> WHAT IS BEING ASKED: Would you set down the complete data below, exactly as shown?

(Interface dataset entries)

──────

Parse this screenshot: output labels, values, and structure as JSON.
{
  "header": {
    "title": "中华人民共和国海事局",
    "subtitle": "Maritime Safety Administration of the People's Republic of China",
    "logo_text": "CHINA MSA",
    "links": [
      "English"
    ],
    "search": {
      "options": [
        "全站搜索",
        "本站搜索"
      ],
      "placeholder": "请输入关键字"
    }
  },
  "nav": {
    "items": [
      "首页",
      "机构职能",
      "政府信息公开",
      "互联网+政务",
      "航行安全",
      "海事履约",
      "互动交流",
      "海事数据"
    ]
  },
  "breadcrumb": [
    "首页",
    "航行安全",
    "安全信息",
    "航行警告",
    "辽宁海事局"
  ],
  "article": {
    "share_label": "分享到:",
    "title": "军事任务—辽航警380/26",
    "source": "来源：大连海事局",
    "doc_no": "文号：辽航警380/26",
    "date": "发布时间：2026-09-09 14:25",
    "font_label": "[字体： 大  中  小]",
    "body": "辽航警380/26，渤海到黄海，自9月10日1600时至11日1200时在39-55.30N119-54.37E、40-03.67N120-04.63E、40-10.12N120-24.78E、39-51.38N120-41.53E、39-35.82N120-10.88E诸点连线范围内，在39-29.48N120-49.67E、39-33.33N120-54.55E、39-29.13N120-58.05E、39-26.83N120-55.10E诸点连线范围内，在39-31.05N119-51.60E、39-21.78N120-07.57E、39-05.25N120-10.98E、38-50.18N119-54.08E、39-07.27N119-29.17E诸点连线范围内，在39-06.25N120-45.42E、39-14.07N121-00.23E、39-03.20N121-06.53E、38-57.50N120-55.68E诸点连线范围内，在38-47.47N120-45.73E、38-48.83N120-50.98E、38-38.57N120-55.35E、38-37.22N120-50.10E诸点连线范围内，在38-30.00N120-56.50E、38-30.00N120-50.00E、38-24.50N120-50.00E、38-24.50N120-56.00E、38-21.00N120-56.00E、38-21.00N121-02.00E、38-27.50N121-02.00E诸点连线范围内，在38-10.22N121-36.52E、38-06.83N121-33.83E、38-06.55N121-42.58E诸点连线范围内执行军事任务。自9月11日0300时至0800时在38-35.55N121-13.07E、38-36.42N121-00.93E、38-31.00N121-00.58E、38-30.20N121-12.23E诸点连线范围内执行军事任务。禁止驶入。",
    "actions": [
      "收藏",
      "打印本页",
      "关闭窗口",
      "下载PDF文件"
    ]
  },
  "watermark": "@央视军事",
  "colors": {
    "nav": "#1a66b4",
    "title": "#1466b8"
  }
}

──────

> TASK SOLUTION:
Parse this screenshot: output labels, values, and structure as JSON.
{
  "header": {
    "title": "中华人民共和国海事局",
    "subtitle": "Maritime Safety Administration of the People's Republic of China",
    "logo_text": "CHINA MSA",
    "links": [
      "English"
    ],
    "search": {
      "options": [
        "全站搜索",
        "本站搜索"
      ],
      "placeholder": "请输入关键字"
    }
  },
  "nav": {
    "items": [
      "首页",
      "机构职能",
      "政府信息公开",
      "互联网+政务",
      "航行安全",
      "海事履约",
      "互动交流",
      "海事数据"
    ]
  },
  "breadcrumb": [
    "首页",
    "航行安全",
    "安全信息",
    "航行警告",
    "辽宁海事局"
  ],
  "article": {
    "share_label": "分享到:",
    "title": "军事任务—辽航警380/26",
    "source": "来源：大连海事局",
    "doc_no": "文号：辽航警380/26",
    "date": "发布时间：2026-09-09 14:25",
    "font_label": "[字体： 大  中  小]",
    "body": "辽航警380/26，渤海到黄海，自9月10日1600时至11日1200时在39-55.30N119-54.37E、40-03.67N120-04.63E、40-10.12N120-24.78E、39-51.38N120-41.53E、39-35.82N120-10.88E诸点连线范围内，在39-29.48N120-49.67E、39-33.33N120-54.55E、39-29.13N120-58.05E、39-26.83N120-55.10E诸点连线范围内，在39-31.05N119-51.60E、39-21.78N120-07.57E、39-05.25N120-10.98E、38-50.18N119-54.08E、39-07.27N119-29.17E诸点连线范围内，在39-06.25N120-45.42E、39-14.07N121-00.23E、39-03.20N121-06.53E、38-57.50N120-55.68E诸点连线范围内，在38-47.47N120-45.73E、38-48.83N120-50.98E、38-38.57N120-55.35E、38-37.22N120-50.10E诸点连线范围内，在38-30.00N120-56.50E、38-30.00N120-50.00E、38-24.50N120-50.00E、38-24.50N120-56.00E、38-21.00N120-56.00E、38-21.00N121-02.00E、38-27.50N121-02.00E诸点连线范围内，在38-10.22N121-36.52E、38-06.83N121-33.83E、38-06.55N121-42.58E诸点连线范围内执行军事任务。自9月11日0300时至0800时在38-35.55N121-13.07E、38-36.42N121-00.93E、38-31.00N121-00.58E、38-30.20N121-12.23E诸点连线范围内执行军事任务。禁止驶入。",
    "actions": [
      "收藏",
      "打印本页",
      "关闭窗口",
      "下载PDF文件"
    ]
  },
  "watermark": "@央视军事",
  "colors": {
    "nav": "#1a66b4",
    "title": "#1466b8"
  }
}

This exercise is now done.